[[ Raw data, beginning ]]
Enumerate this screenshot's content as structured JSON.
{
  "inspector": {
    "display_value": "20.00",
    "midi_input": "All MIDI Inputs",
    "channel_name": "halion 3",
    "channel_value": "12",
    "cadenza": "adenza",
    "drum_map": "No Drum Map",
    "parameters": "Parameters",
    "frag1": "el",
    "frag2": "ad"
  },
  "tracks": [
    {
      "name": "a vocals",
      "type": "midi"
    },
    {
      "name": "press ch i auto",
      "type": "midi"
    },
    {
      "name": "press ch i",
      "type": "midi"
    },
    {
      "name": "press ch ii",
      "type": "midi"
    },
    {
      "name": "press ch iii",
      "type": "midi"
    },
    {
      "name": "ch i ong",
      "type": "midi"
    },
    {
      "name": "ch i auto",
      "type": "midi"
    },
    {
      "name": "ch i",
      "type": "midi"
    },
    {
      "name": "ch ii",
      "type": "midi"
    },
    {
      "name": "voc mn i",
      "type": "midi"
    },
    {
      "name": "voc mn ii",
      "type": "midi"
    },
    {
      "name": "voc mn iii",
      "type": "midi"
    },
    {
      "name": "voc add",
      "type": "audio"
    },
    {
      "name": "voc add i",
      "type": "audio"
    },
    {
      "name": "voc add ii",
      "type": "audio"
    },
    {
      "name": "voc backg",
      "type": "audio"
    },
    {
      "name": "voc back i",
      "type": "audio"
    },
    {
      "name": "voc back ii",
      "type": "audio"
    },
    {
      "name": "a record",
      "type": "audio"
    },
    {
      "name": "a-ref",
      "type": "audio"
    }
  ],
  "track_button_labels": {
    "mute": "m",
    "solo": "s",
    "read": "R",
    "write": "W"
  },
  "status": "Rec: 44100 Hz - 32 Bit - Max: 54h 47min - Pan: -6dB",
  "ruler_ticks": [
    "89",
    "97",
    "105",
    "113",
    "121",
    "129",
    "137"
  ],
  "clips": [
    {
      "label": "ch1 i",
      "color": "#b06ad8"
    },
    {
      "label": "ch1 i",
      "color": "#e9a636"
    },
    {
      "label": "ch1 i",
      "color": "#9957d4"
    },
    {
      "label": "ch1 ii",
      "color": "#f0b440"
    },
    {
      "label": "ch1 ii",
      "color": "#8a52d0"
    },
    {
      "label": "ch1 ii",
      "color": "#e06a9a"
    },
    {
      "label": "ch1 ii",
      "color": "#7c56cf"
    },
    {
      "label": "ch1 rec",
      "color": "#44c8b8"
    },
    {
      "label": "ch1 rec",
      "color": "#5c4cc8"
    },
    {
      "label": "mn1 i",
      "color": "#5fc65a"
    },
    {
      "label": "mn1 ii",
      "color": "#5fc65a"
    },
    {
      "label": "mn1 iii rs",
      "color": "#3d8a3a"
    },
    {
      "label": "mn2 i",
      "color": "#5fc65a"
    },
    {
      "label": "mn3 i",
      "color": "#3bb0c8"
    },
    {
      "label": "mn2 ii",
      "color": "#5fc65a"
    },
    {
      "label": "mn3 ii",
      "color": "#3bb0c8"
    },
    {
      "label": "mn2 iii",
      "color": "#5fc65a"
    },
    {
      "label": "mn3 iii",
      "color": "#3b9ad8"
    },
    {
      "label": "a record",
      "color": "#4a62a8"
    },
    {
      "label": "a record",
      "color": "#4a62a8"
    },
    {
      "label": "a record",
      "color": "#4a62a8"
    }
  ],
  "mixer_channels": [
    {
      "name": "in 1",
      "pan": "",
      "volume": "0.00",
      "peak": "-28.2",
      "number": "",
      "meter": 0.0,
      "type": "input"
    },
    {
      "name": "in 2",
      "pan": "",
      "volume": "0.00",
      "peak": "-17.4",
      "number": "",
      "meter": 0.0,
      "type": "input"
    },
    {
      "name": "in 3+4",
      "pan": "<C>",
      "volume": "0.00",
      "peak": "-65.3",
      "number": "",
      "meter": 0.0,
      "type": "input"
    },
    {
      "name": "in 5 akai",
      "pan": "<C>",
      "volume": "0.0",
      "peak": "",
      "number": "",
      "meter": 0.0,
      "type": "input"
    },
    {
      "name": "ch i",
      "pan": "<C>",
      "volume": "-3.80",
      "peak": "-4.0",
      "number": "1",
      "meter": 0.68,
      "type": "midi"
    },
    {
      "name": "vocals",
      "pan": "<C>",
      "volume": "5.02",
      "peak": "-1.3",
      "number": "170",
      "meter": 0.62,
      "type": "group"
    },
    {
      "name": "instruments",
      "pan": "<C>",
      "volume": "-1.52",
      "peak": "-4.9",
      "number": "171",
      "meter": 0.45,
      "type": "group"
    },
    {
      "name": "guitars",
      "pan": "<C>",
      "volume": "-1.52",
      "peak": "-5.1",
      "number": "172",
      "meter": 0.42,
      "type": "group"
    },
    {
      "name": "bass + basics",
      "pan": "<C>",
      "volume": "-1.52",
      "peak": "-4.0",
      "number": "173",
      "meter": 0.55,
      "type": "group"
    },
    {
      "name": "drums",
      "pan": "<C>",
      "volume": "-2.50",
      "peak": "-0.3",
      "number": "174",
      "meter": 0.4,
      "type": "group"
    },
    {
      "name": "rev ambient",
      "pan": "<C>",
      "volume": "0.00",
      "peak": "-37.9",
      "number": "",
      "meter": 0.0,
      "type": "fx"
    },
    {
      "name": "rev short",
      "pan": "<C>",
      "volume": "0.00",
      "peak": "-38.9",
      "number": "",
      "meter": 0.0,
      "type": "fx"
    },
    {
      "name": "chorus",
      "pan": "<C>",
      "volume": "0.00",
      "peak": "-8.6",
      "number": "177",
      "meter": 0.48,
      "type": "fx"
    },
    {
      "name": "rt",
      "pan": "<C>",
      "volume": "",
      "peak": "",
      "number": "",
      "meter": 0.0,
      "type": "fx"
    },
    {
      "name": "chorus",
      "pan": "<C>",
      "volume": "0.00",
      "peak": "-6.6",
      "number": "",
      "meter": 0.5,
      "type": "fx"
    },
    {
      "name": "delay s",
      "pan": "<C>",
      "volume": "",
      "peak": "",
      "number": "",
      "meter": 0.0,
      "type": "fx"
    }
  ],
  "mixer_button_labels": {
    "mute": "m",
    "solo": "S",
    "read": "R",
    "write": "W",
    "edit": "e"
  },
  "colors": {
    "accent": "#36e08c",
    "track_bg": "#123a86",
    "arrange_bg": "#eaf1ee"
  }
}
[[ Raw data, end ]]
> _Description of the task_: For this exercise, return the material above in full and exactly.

> _Reply to the task_:
Enumerate this screenshot's content as structured JSON.
{
  "inspector": {
    "display_value": "20.00",
    "midi_input": "All MIDI Inputs",
    "channel_name": "halion 3",
    "channel_value": "12",
    "cadenza": "adenza",
    "drum_map": "No Drum Map",
    "parameters": "Parameters",
    "frag1": "el",
    "frag2": "ad"
  },
  "tracks": [
    {
      "name": "a vocals",
      "type": "midi"
    },
    {
      "name": "press ch i auto",
      "type": "midi"
    },
    {
      "name": "press ch i",
      "type": "midi"
    },
    {
      "name": "press ch ii",
      "type": "midi"
    },
    {
      "name": "press ch iii",
      "type": "midi"
    },
    {
      "name": "ch i ong",
      "type": "midi"
    },
    {
      "name": "ch i auto",
      "type": "midi"
    },
    {
      "name": "ch i",
      "type": "midi"
    },
    {
      "name": "ch ii",
      "type": "midi"
    },
    {
      "name": "voc mn i",
      "type": "midi"
    },
    {
      "name": "voc mn ii",
      "type": "midi"
    },
    {
      "name": "voc mn iii",
      "type": "midi"
    },
    {
      "name": "voc add",
      "type": "audio"
    },
    {
      "name": "voc add i",
      "type": "audio"
    },
    {
      "name": "voc add ii",
      "type": "audio"
    },
    {
      "name": "voc backg",
      "type": "audio"
    },
    {
      "name": "voc back i",
      "type": "audio"
    },
    {
      "name": "voc back ii",
      "type": "audio"
    },
    {
      "name": "a record",
      "type": "audio"
    },
    {
      "name": "a-ref",
      "type": "audio"
    }
  ],
  "track_button_labels": {
    "mute": "m",
    "solo": "s",
    "read": "R",
    "write": "W"
  },
  "status": "Rec: 44100 Hz - 32 Bit - Max: 54h 47min - Pan: -6dB",
  "ruler_ticks": [
    "89",
    "97",
    "105",
    "113",
    "121",
    "129",
    "137"
  ],
  "clips": [
    {
      "label": "ch1 i",
      "color": "#b06ad8"
    },
    {
      "label": "ch1 i",
      "color": "#e9a636"
    },
    {
      "label": "ch1 i",
      "color": "#9957d4"
    },
    {
      "label": "ch1 ii",
      "color": "#f0b440"
    },
    {
      "label": "ch1 ii",
      "color": "#8a52d0"
    },
    {
      "label": "ch1 ii",
      "color": "#e06a9a"
    },
    {
      "label": "ch1 ii",
      "color": "#7c56cf"
    },
    {
      "label": "ch1 rec",
      "color": "#44c8b8"
    },
    {
      "label": "ch1 rec",
      "color": "#5c4cc8"
    },
    {
      "label": "mn1 i",
      "color": "#5fc65a"
    },
    {
      "label": "mn1 ii",
      "color": "#5fc65a"
    },
    {
      "label": "mn1 iii rs",
      "color": "#3d8a3a"
    },
    {
      "label": "mn2 i",
      "color": "#5fc65a"
    },
    {
      "label": "mn3 i",
      "color": "#3bb0c8"
    },
    {
      "label": "mn2 ii",
      "color": "#5fc65a"
    },
    {
      "label": "mn3 ii",
      "color": "#3bb0c8"
    },
    {
      "label": "mn2 iii",
      "color": "#5fc65a"
    },
    {
      "label": "mn3 iii",
      "color": "#3b9ad8"
    },
    {
      "label": "a record",
      "color": "#4a62a8"
    },
    {
      "label": "a record",
      "color": "#4a62a8"
    },
    {
      "label": "a record",
      "color": "#4a62a8"
    }
  ],
  "mixer_channels": [
    {
      "name": "in 1",
      "pan": "",
      "volume": "0.00",
      "peak": "-28.2",
      "number": "",
      "meter": 0.0,
      "type": "input"
    },
    {
      "name": "in 2",
      "pan": "",
      "volume": "0.00",
      "peak": "-17.4",
      "number": "",
      "meter": 0.0,
      "type": "input"
    },
    {
      "name": "in 3+4",
      "pan": "<C>",
      "volume": "0.00",
      "peak": "-65.3",
      "number": "",
      "meter": 0.0,
      "type": "input"
    },
    {
      "name": "in 5 akai",
      "pan": "<C>",
      "volume": "0.0",
      "peak": "",
      "number": "",
      "meter": 0.0,
      "type": "input"
    },
    {
      "name": "ch i",
      "pan": "<C>",
      "volume": "-3.80",
      "peak": "-4.0",
      "number": "1",
      "meter": 0.68,
      "type": "midi"
    },
    {
      "name": "vocals",
      "pan": "<C>",
      "volume": "5.02",
      "peak": "-1.3",
      "number": "170",
      "meter": 0.62,
      "type": "group"
    },
    {
      "name": "instruments",
      "pan": "<C>",
      "volume": "-1.52",
      "peak": "-4.9",
      "number": "171",
      "meter": 0.45,
      "type": "group"
    },
    {
      "name": "guitars",
      "pan": "<C>",
      "volume": "-1.52",
      "peak": "-5.1",
      "number": "172",
      "meter": 0.42,
      "type": "group"
    },
    {
      "name": "bass + basics",
      "pan": "<C>",
      "volume": "-1.52",
      "peak": "-4.0",
      "number": "173",
      "meter": 0.55,
      "type": "group"
    },
    {
      "name": "drums",
      "pan": "<C>",
      "volume": "-2.50",
      "peak": "-0.3",
      "number": "174",
      "meter": 0.4,
      "type": "group"
    },
    {
      "name": "rev ambient",
      "pan": "<C>",
      "volume": "0.00",
      "peak": "-37.9",
      "number": "",
      "meter": 0.0,
      "type": "fx"
    },
    {
      "name": "rev short",
      "pan": "<C>",
      "volume": "0.00",
      "peak": "-38.9",
      "number": "",
      "meter": 0.0,
      "type": "fx"
    },
    {
      "name": "chorus",
      "pan": "<C>",
      "volume": "0.00",
      "peak": "-8.6",
      "number": "177",
      "meter": 0.48,
      "type": "fx"
    },
    {
      "name": "rt",
      "pan": "<C>",
      "volume": "",
      "peak": "",
      "number": "",
      "meter": 0.0,
      "type": "fx"
    },
    {
      "name": "chorus",
      "pan": "<C>",
      "volume": "0.00",
      "peak": "-6.6",
      "number": "",
      "meter": 0.5,
      "type": "fx"
    },
    {
      "name": "delay s",
      "pan": "<C>",
      "volume": "",
      "peak": "",
      "number": "",
      "meter": 0.0,
      "type": "fx"
    }
  ],
  "mixer_button_labels": {
    "mute": "m",
    "solo": "S",
    "read": "R",
    "write": "W",
    "edit": "e"
  },
  "colors": {
    "accent": "#36e08c",
    "track_bg": "#123a86",
    "arrange_bg": "#eaf1ee"
  }
}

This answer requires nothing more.